There are a number of good science-related shows on Public Radio: Science Friday, Radiolab, and Tech Nation top my personal list, and there are many others. This type of programming is an important means of disseminating scientific ideas to a general audience, and as I scientist I think I enjoy the shows more than the average listener. Still, I often find myself wanting more: more detail, more description of methods and controls used to obtain results, more erudite discussion about the context of a given finding within the larger edifice of scientific inquiry. More.
So it’s been with great satisfaction that I’ve discovered several podcasts administered by scholarly journals:
This is “science radio” but with a twist: the intended audience is us. The producers aren’t targeting a general audience, and as a result they’re free to include highly technical content. Especially with the Science Signaling podcast, which often involves an interview with the author of a recent paper featured in STKE, the stories sound more like a lab group meeting than a radio show.
Granted, this comes at a cost: the journal podcasts have high production values but not quite as high as on general-audience NPR shows, and sometimes the phone interviews sound like they were conducted underwater, making it harder to listen in noisy environments like a car moving at 70 MPH down a California freeway.
But that’s a small price to pay. This is exciting! Podcasting is democratizing broadcasting to the extent that people are creating high-quality professional programming for a small minority of people diffusely scattered all over the world.
What are you waiting for? Check it out. All three of the podcasts I’ve mentioned are available (for free) via iTunes and the websites linked above
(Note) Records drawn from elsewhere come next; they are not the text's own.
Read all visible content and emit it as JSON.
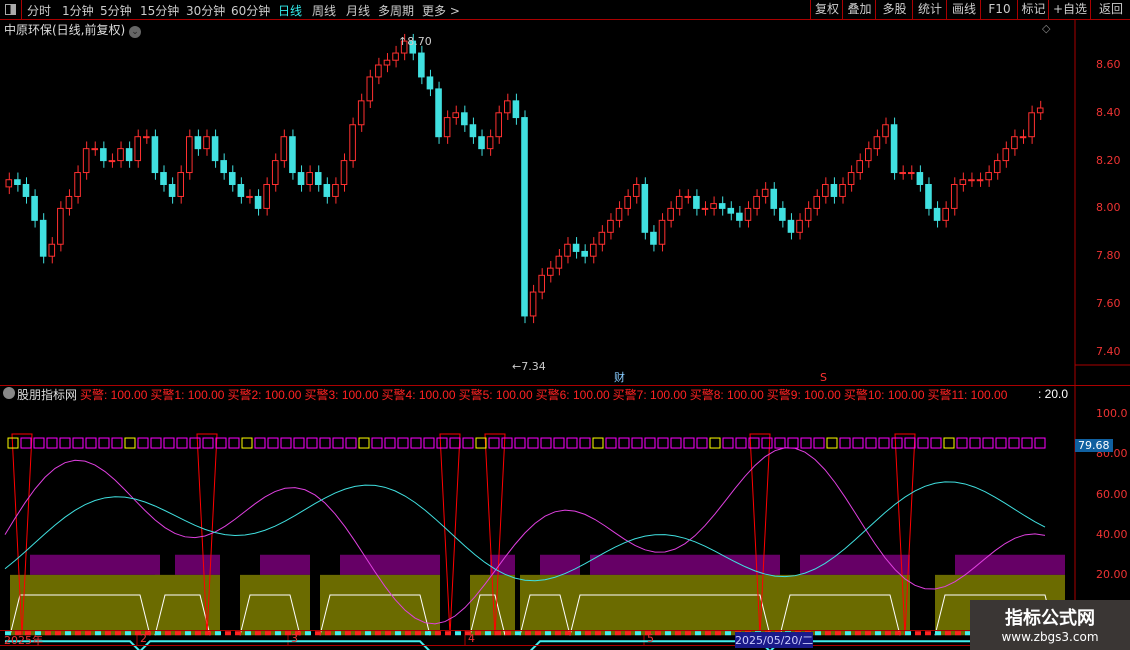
{
  "toolbar": {
    "tabs": [
      "分时",
      "1分钟",
      "5分钟",
      "15分钟",
      "30分钟",
      "60分钟",
      "日线",
      "周线",
      "月线",
      "多周期",
      "更多 >"
    ],
    "active": "日线",
    "buttons": [
      "复权",
      "叠加",
      "多股",
      "统计",
      "画线",
      "F10",
      "标记",
      "+自选",
      "返回"
    ]
  },
  "stock_title": "中原环保(日线,前复权)",
  "price_axis": [
    "8.60",
    "8.40",
    "8.20",
    "8.00",
    "7.80",
    "7.60",
    "7.40"
  ],
  "annotations": {
    "high": "8.70",
    "low": "7.34",
    "fin_marker": "财",
    "s_marker": "S"
  },
  "candles_close": [
    8.12,
    8.1,
    8.05,
    7.95,
    7.8,
    7.85,
    8.0,
    8.05,
    8.15,
    8.25,
    8.25,
    8.2,
    8.2,
    8.25,
    8.2,
    8.3,
    8.3,
    8.15,
    8.1,
    8.05,
    8.15,
    8.3,
    8.25,
    8.3,
    8.2,
    8.15,
    8.1,
    8.05,
    8.05,
    8.0,
    8.1,
    8.2,
    8.3,
    8.15,
    8.1,
    8.15,
    8.1,
    8.05,
    8.1,
    8.2,
    8.35,
    8.45,
    8.55,
    8.6,
    8.62,
    8.65,
    8.7,
    8.65,
    8.55,
    8.5,
    8.3,
    8.38,
    8.4,
    8.35,
    8.3,
    8.25,
    8.3,
    8.4,
    8.45,
    8.38,
    7.55,
    7.65,
    7.72,
    7.75,
    7.8,
    7.85,
    7.82,
    7.8,
    7.85,
    7.9,
    7.95,
    8.0,
    8.05,
    8.1,
    7.9,
    7.85,
    7.95,
    8.0,
    8.05,
    8.05,
    8.0,
    8.0,
    8.02,
    8.0,
    7.98,
    7.95,
    8.0,
    8.05,
    8.08,
    8.0,
    7.95,
    7.9,
    7.95,
    8.0,
    8.05,
    8.1,
    8.05,
    8.1,
    8.15,
    8.2,
    8.25,
    8.3,
    8.35,
    8.15,
    8.15,
    8.15,
    8.1,
    8.0,
    7.95,
    8.0,
    8.1,
    8.12,
    8.12,
    8.12,
    8.15,
    8.2,
    8.25,
    8.3,
    8.3,
    8.4,
    8.42
  ],
  "indicator": {
    "name": "股朋指标网",
    "values": [
      {
        "label": "买警",
        "value": "100.00"
      },
      {
        "label": "买警1",
        "value": "100.00"
      },
      {
        "label": "买警2",
        "value": "100.00"
      },
      {
        "label": "买警3",
        "value": "100.00"
      },
      {
        "label": "买警4",
        "value": "100.00"
      },
      {
        "label": "买警5",
        "value": "100.00"
      },
      {
        "label": "买警6",
        "value": "100.00"
      },
      {
        "label": "买警7",
        "value": "100.00"
      },
      {
        "label": "买警8",
        "value": "100.00"
      },
      {
        "label": "买警9",
        "value": "100.00"
      },
      {
        "label": "买警10",
        "value": "100.00"
      },
      {
        "label": "买警11",
        "value": "100.00"
      }
    ],
    "extra": ": 20.0",
    "axis": [
      "100.0",
      "80.00",
      "60.00",
      "40.00",
      "20.00"
    ],
    "current": "79.68"
  },
  "dates": [
    {
      "label": "2025年"
    },
    {
      "label": "2"
    },
    {
      "label": "3"
    },
    {
      "label": "4"
    },
    {
      "label": "5"
    },
    {
      "label": "2025/05/20/二",
      "highlight": true
    }
  ],
  "watermark": {
    "title": "指标公式网",
    "url": "www.zbgs3.com"
  }
}
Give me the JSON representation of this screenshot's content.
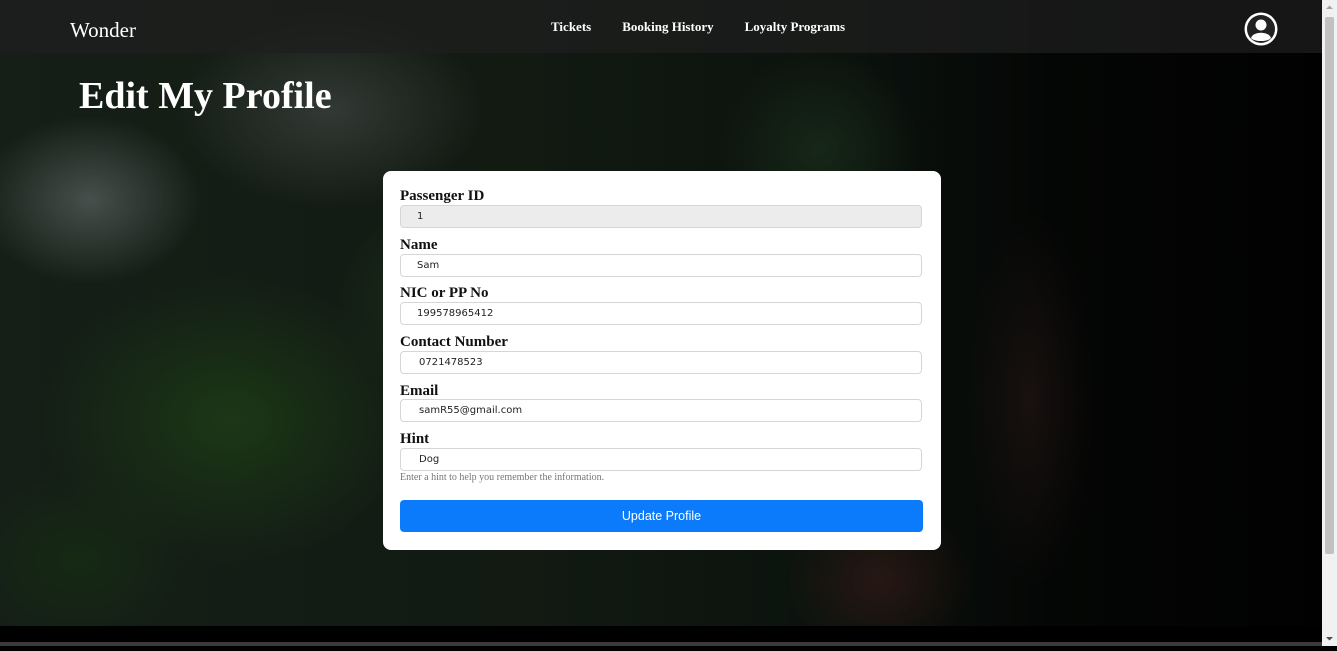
{
  "brand": "Wonder",
  "nav": {
    "links": [
      {
        "label": "Tickets"
      },
      {
        "label": "Booking History"
      },
      {
        "label": "Loyalty Programs"
      }
    ],
    "avatar_icon": "user-circle-icon"
  },
  "page": {
    "title": "Edit My Profile"
  },
  "form": {
    "fields": [
      {
        "label": "Passenger ID",
        "value": "1",
        "readonly": true
      },
      {
        "label": "Name",
        "value": "Sam"
      },
      {
        "label": "NIC or PP No",
        "value": "199578965412"
      },
      {
        "label": "Contact Number",
        "value": "0721478523"
      },
      {
        "label": "Email",
        "value": "samR55@gmail.com"
      },
      {
        "label": "Hint",
        "value": "Dog"
      }
    ],
    "hint_help": "Enter a hint to help you remember the information.",
    "submit_label": "Update Profile"
  },
  "colors": {
    "accent": "#0b7bfc",
    "navbar": "#1e1e1e",
    "card": "#ffffff"
  }
}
- Does anyone else have a science-for-scientists podcasts they’d like to share?
- When will an open-access journal step up to the mike?